Dataset rows for apps and sites

***

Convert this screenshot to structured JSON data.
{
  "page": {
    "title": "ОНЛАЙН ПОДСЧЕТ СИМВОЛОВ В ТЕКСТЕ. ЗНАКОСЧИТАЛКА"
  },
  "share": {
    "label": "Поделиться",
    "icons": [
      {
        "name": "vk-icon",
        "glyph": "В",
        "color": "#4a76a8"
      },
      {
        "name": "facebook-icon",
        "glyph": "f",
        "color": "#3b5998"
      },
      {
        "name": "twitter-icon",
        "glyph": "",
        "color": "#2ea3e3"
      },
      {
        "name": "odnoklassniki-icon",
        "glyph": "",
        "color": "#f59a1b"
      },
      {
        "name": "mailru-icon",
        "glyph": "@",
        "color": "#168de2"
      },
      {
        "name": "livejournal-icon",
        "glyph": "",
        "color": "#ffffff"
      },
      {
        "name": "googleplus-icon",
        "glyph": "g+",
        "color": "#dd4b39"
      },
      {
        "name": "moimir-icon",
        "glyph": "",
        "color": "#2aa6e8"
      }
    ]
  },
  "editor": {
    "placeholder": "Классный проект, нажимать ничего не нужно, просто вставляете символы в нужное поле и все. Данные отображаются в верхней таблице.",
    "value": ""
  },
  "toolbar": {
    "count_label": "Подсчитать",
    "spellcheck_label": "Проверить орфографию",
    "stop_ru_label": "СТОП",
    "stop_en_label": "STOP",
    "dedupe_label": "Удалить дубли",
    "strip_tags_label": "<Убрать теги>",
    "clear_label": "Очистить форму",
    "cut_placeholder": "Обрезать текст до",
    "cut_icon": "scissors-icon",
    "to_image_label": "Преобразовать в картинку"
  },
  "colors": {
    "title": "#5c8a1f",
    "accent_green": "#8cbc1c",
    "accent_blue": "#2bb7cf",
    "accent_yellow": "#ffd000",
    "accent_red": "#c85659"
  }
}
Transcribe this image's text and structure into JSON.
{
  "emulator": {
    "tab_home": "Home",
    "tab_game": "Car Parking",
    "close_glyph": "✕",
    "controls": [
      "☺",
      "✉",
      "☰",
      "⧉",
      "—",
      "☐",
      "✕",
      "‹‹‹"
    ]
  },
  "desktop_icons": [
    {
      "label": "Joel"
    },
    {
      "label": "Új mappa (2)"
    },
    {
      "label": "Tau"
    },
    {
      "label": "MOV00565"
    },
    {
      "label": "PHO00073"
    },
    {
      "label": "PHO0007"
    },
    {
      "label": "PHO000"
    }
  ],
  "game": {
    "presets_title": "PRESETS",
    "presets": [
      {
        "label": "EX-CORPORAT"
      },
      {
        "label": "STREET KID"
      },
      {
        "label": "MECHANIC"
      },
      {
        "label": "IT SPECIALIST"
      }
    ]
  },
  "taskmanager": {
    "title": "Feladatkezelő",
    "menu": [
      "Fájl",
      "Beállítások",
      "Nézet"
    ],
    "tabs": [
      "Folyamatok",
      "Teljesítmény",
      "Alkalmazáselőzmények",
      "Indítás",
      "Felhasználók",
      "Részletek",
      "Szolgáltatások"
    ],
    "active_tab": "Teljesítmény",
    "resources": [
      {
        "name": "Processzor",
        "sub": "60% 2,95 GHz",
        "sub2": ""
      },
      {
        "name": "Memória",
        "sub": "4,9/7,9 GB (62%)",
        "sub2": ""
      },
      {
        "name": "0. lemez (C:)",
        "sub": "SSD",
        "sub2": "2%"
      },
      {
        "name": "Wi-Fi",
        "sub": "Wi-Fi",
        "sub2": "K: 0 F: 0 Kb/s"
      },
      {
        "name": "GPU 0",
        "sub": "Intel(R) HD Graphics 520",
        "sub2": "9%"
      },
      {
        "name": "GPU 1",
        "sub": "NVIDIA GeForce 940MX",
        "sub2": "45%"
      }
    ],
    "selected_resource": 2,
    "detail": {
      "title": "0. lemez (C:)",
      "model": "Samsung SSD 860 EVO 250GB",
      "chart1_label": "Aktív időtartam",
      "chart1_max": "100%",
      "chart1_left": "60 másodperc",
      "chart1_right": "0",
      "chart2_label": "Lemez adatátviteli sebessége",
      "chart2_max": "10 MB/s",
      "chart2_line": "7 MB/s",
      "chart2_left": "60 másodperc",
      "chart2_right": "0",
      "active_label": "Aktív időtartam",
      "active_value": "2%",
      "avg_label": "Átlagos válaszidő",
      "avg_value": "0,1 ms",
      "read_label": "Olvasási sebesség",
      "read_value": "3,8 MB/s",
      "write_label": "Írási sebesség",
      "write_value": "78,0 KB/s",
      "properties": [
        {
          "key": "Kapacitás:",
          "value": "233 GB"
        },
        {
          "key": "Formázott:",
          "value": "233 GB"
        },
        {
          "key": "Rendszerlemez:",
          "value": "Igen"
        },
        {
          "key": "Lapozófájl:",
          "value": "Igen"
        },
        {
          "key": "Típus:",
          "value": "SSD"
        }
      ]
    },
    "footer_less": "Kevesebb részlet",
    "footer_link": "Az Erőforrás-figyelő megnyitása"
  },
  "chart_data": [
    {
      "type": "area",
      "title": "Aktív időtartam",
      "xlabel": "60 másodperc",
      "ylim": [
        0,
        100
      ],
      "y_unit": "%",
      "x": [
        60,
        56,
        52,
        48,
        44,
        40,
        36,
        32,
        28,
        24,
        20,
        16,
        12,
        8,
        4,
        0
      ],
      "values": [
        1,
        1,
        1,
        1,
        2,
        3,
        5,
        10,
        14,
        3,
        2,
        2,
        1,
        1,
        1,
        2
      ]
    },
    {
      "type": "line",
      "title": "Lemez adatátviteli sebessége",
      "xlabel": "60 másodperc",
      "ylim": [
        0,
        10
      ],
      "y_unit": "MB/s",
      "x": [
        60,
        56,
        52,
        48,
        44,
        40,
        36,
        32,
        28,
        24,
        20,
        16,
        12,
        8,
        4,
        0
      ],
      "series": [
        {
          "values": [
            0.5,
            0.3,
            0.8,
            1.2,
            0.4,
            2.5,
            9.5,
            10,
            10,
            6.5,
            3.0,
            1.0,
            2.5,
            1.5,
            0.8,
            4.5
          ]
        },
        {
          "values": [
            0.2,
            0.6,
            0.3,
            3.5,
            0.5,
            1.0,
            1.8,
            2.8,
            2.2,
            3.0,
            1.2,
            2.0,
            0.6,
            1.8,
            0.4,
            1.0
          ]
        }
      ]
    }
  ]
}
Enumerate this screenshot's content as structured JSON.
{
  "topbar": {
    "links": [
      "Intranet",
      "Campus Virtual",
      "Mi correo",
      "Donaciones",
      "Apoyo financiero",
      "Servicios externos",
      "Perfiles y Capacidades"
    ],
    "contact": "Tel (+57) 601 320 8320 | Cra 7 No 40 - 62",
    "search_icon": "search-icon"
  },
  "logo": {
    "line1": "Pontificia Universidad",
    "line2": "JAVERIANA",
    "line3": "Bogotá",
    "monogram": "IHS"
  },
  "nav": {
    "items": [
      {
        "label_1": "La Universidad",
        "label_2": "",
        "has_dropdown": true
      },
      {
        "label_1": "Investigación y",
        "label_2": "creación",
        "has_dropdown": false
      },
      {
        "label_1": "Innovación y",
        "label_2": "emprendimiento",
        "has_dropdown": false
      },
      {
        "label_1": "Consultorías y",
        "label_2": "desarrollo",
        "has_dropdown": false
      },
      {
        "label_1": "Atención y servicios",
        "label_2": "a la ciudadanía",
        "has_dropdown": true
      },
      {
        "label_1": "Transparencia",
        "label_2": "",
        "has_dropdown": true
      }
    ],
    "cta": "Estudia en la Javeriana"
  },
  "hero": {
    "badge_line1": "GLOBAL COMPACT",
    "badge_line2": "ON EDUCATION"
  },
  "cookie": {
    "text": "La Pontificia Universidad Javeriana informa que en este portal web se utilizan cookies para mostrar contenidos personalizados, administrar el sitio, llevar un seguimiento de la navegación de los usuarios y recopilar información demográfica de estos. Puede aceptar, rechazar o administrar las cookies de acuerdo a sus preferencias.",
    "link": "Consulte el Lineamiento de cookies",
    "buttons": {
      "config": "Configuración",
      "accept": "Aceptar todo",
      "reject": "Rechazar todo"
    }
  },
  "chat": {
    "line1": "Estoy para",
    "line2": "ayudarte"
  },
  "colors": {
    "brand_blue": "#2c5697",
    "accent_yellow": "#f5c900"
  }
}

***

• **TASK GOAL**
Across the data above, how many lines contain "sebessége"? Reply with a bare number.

• **RESPONSE AREA**
2